The novel Alias Grace by Margaret Atwood portrays the character Doctor Simon Jordan as an example of one’s professional and personal lives becoming intertwined, and how it becomes difficult. Simon has once dreamt of a “long fragment of hair of an unseen woman, which is twining around his neck” (Atwood 227), and describes this suffocation as “painful and almost unbearably erotic” (Atwood 227). This quote begins to show what Simon has an affinity for, and the type of women he is attracted to. Doctor Simon Jordan is most attracted to females with a corrupt past, and this is ultimately the reason he leaves Kingston. Most notably this is evident with his attraction to Grace Marks; however it is also shown in his lack of interest to Lydia and his affair with Rachel Humphrey, who he only noticed after her husband left.
Rachel Humphrey and Simon’s relationship is an example of his attraction to females he cannot be with according to societal standards. He is a doctor and her husband left her; she is not even divorced by the time she begins having an affair with Simon. Rachel’s feelings for Simon are obvious. Subsequent to her dramatic faint in which Simon helps her, Rachel “has a habit of materializing outside [Simon’s] door when he’s trying to work” (Atwood 345). Through their relationship, her feelings become much more intense, and she is sure he knows. ‘“Oh Simon,” she sighs. “I knew you would never leave me! I love you more than my life”’ (Atwood 491). Even after he is gone, Rachel does not wish to be with her husband, and sends Simon multiple letters. Simon, however, is attracted to Rachel because “[s]he at least is something he can grapple with, take hold of. She will not slip through his fingers” (Atwood 448). He likes this about her, that he always knows his place with her, something he is unsure about with Grace. With Grace, he is always confused and alert, “[w]ith Rachel however things are reserved” (Atwood 439). Even though he...
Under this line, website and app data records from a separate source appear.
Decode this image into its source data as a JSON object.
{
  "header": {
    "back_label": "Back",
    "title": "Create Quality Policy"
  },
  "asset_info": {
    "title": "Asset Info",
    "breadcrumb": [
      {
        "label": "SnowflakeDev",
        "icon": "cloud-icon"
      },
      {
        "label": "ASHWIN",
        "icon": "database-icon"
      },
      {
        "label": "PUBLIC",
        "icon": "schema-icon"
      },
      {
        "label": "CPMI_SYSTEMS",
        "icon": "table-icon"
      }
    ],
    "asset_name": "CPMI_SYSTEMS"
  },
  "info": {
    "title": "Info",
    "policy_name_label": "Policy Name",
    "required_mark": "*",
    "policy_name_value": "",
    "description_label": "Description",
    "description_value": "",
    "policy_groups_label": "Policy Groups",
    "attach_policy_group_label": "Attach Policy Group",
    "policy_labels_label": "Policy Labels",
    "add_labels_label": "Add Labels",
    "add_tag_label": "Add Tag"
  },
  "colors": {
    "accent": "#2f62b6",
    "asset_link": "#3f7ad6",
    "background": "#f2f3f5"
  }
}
References: Atwood, Margaret. Alias Grace. Toronto: Seal, 2000. Print.
Please join StudyMode to read the full document